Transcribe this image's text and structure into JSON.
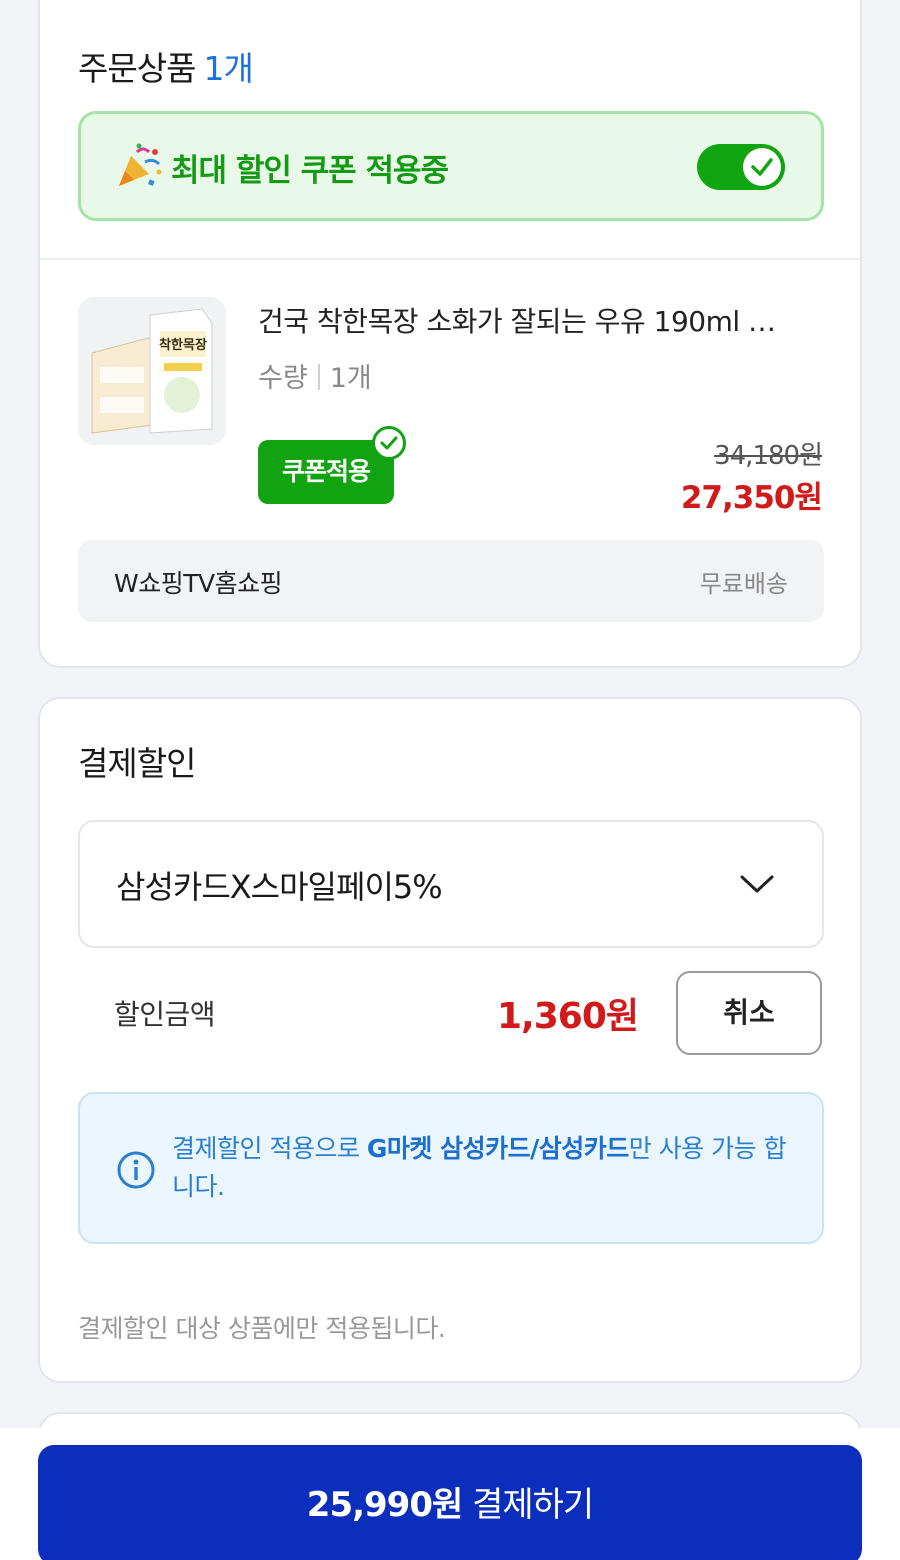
{
  "order_section": {
    "title": "주문상품",
    "count": "1개",
    "coupon_banner": {
      "text": "최대 할인 쿠폰 적용중",
      "toggle_on": true
    },
    "product": {
      "name": "건국 착한목장 소화가 잘되는 우유 190ml …",
      "qty_label": "수량",
      "qty_value": "1개",
      "coupon_badge": "쿠폰적용",
      "original_price": "34,180원",
      "sale_price": "27,350원",
      "thumb_brand": "착한목장"
    },
    "seller": {
      "name": "W쇼핑TV홈쇼핑",
      "shipping": "무료배송"
    }
  },
  "payment_discount": {
    "title": "결제할인",
    "selected_option": "삼성카드X스마일페이5%",
    "discount_label": "할인금액",
    "discount_amount": "1,360원",
    "cancel_label": "취소",
    "info": {
      "pre": "결제할인 적용으로 ",
      "bold": "G마켓 삼성카드/삼성카드",
      "post": "만 사용 가능 합니다."
    },
    "note": "결제할인 대상 상품에만 적용됩니다."
  },
  "checkout": {
    "amount": "25,990원",
    "label": "결제하기"
  },
  "colors": {
    "accent_blue": "#1a73d9",
    "coupon_green": "#12a312",
    "price_red": "#d21a1a",
    "pay_button": "#0b2ebd"
  }
}
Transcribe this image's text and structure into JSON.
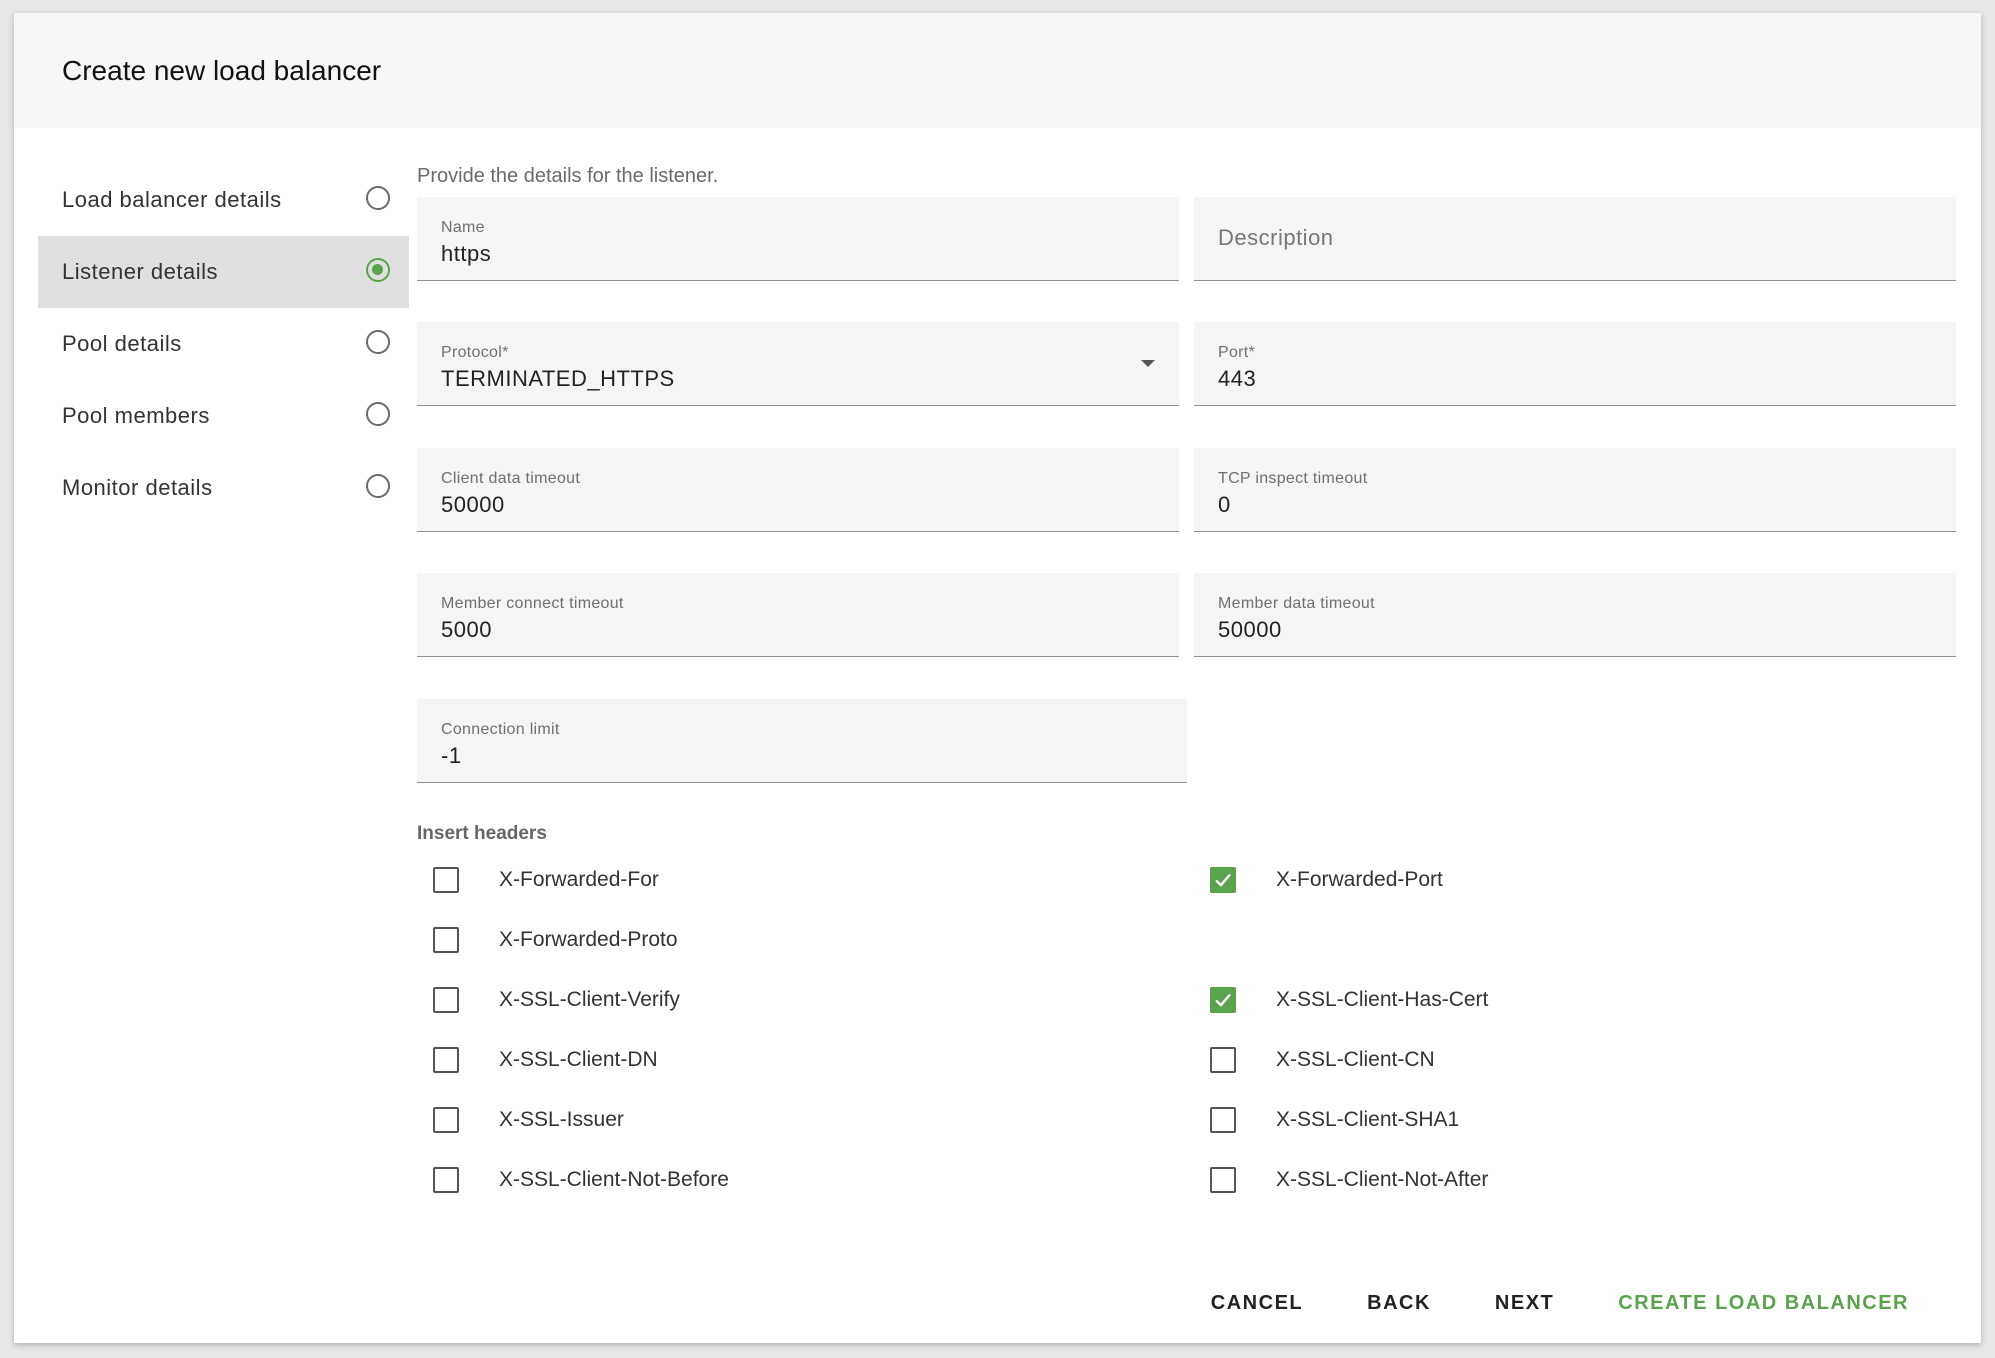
{
  "dialog": {
    "title": "Create new load balancer"
  },
  "steps": [
    {
      "label": "Load balancer details",
      "active": false
    },
    {
      "label": "Listener details",
      "active": true
    },
    {
      "label": "Pool details",
      "active": false
    },
    {
      "label": "Pool members",
      "active": false
    },
    {
      "label": "Monitor details",
      "active": false
    }
  ],
  "form": {
    "intro": "Provide the details for the listener.",
    "name": {
      "label": "Name",
      "value": "https"
    },
    "description": {
      "placeholder": "Description"
    },
    "protocol": {
      "label": "Protocol*",
      "value": "TERMINATED_HTTPS"
    },
    "port": {
      "label": "Port*",
      "value": "443"
    },
    "client_data_timeout": {
      "label": "Client data timeout",
      "value": "50000"
    },
    "tcp_inspect_timeout": {
      "label": "TCP inspect timeout",
      "value": "0"
    },
    "member_connect_timeout": {
      "label": "Member connect timeout",
      "value": "5000"
    },
    "member_data_timeout": {
      "label": "Member data timeout",
      "value": "50000"
    },
    "connection_limit": {
      "label": "Connection limit",
      "value": "-1"
    }
  },
  "insert_headers": {
    "title": "Insert headers",
    "items": [
      {
        "label": "X-Forwarded-For",
        "checked": false
      },
      {
        "label": "X-Forwarded-Port",
        "checked": true
      },
      {
        "label": "X-Forwarded-Proto",
        "checked": false
      },
      {
        "label": "X-SSL-Client-Verify",
        "checked": false
      },
      {
        "label": "X-SSL-Client-Has-Cert",
        "checked": true
      },
      {
        "label": "X-SSL-Client-DN",
        "checked": false
      },
      {
        "label": "X-SSL-Client-CN",
        "checked": false
      },
      {
        "label": "X-SSL-Issuer",
        "checked": false
      },
      {
        "label": "X-SSL-Client-SHA1",
        "checked": false
      },
      {
        "label": "X-SSL-Client-Not-Before",
        "checked": false
      },
      {
        "label": "X-SSL-Client-Not-After",
        "checked": false
      }
    ]
  },
  "actions": {
    "cancel": "CANCEL",
    "back": "BACK",
    "next": "NEXT",
    "create": "CREATE LOAD BALANCER"
  },
  "colors": {
    "accent": "#5aa34d",
    "header_bg": "#f6f6f6",
    "field_bg": "#f5f5f5"
  }
}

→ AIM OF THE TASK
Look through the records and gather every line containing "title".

→ RESULT FOR THIS TASK
    "title": "주문상품",
    "title": "결제할인",
    "title": "Create new load balancer"
    "title": "Insert headers",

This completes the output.